▶ What to work on:
Could you repeat all of the entries below, character for character?

━━━━━━━━━━━━━━━━━━━━

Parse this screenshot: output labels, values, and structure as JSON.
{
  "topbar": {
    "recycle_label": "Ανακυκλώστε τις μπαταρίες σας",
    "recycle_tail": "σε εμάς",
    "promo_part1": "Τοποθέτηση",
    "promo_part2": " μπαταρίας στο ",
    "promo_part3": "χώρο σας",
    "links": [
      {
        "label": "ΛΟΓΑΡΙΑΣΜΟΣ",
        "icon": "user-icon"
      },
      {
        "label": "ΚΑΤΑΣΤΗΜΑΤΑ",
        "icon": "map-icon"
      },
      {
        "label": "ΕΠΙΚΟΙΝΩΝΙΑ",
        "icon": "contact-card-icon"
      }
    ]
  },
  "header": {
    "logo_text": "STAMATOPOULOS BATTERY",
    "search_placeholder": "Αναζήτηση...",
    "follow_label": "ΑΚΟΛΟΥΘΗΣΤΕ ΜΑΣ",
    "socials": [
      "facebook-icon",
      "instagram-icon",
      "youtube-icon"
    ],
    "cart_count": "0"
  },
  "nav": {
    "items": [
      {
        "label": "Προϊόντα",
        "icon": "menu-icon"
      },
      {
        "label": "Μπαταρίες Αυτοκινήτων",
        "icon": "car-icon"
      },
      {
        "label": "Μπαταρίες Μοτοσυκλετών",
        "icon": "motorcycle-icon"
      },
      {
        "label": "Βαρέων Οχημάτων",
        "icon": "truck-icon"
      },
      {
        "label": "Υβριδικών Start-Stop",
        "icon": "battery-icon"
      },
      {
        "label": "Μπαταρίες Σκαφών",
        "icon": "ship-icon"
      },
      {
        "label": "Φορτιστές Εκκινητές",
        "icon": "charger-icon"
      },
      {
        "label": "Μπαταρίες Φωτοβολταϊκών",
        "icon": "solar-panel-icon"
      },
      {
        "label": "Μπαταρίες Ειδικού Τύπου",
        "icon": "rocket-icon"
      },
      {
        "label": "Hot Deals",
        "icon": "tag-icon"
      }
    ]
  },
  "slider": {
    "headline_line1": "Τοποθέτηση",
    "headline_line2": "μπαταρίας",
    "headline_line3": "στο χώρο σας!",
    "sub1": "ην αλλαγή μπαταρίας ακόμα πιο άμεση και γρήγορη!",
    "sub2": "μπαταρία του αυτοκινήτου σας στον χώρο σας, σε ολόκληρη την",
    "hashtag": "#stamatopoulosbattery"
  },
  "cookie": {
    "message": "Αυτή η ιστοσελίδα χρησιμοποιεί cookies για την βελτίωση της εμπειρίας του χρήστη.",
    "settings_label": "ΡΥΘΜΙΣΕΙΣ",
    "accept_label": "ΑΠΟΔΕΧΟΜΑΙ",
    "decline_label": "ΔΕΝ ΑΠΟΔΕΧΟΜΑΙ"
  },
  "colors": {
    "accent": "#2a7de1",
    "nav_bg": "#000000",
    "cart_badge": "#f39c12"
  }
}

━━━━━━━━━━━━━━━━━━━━

▶ Reply:
Parse this screenshot: output labels, values, and structure as JSON.
{
  "topbar": {
    "recycle_label": "Ανακυκλώστε τις μπαταρίες σας",
    "recycle_tail": "σε εμάς",
    "promo_part1": "Τοποθέτηση",
    "promo_part2": " μπαταρίας στο ",
    "promo_part3": "χώρο σας",
    "links": [
      {
        "label": "ΛΟΓΑΡΙΑΣΜΟΣ",
        "icon": "user-icon"
      },
      {
        "label": "ΚΑΤΑΣΤΗΜΑΤΑ",
        "icon": "map-icon"
      },
      {
        "label": "ΕΠΙΚΟΙΝΩΝΙΑ",
        "icon": "contact-card-icon"
      }
    ]
  },
  "header": {
    "logo_text": "STAMATOPOULOS BATTERY",
    "search_placeholder": "Αναζήτηση...",
    "follow_label": "ΑΚΟΛΟΥΘΗΣΤΕ ΜΑΣ",
    "socials": [
      "facebook-icon",
      "instagram-icon",
      "youtube-icon"
    ],
    "cart_count": "0"
  },
  "nav": {
    "items": [
      {
        "label": "Προϊόντα",
        "icon": "menu-icon"
      },
      {
        "label": "Μπαταρίες Αυτοκινήτων",
        "icon": "car-icon"
      },
      {
        "label": "Μπαταρίες Μοτοσυκλετών",
        "icon": "motorcycle-icon"
      },
      {
        "label": "Βαρέων Οχημάτων",
        "icon": "truck-icon"
      },
      {
        "label": "Υβριδικών Start-Stop",
        "icon": "battery-icon"
      },
      {
        "label": "Μπαταρίες Σκαφών",
        "icon": "ship-icon"
      },
      {
        "label": "Φορτιστές Εκκινητές",
        "icon": "charger-icon"
      },
      {
        "label": "Μπαταρίες Φωτοβολταϊκών",
        "icon": "solar-panel-icon"
      },
      {
        "label": "Μπαταρίες Ειδικού Τύπου",
        "icon": "rocket-icon"
      },
      {
        "label": "Hot Deals",
        "icon": "tag-icon"
      }
    ]
  },
  "slider": {
    "headline_line1": "Τοποθέτηση",
    "headline_line2": "μπαταρίας",
    "headline_line3": "στο χώρο σας!",
    "sub1": "ην αλλαγή μπαταρίας ακόμα πιο άμεση και γρήγορη!",
    "sub2": "μπαταρία του αυτοκινήτου σας στον χώρο σας, σε ολόκληρη την",
    "hashtag": "#stamatopoulosbattery"
  },
  "cookie": {
    "message": "Αυτή η ιστοσελίδα χρησιμοποιεί cookies για την βελτίωση της εμπειρίας του χρήστη.",
    "settings_label": "ΡΥΘΜΙΣΕΙΣ",
    "accept_label": "ΑΠΟΔΕΧΟΜΑΙ",
    "decline_label": "ΔΕΝ ΑΠΟΔΕΧΟΜΑΙ"
  },
  "colors": {
    "accent": "#2a7de1",
    "nav_bg": "#000000",
    "cart_badge": "#f39c12"
  }
}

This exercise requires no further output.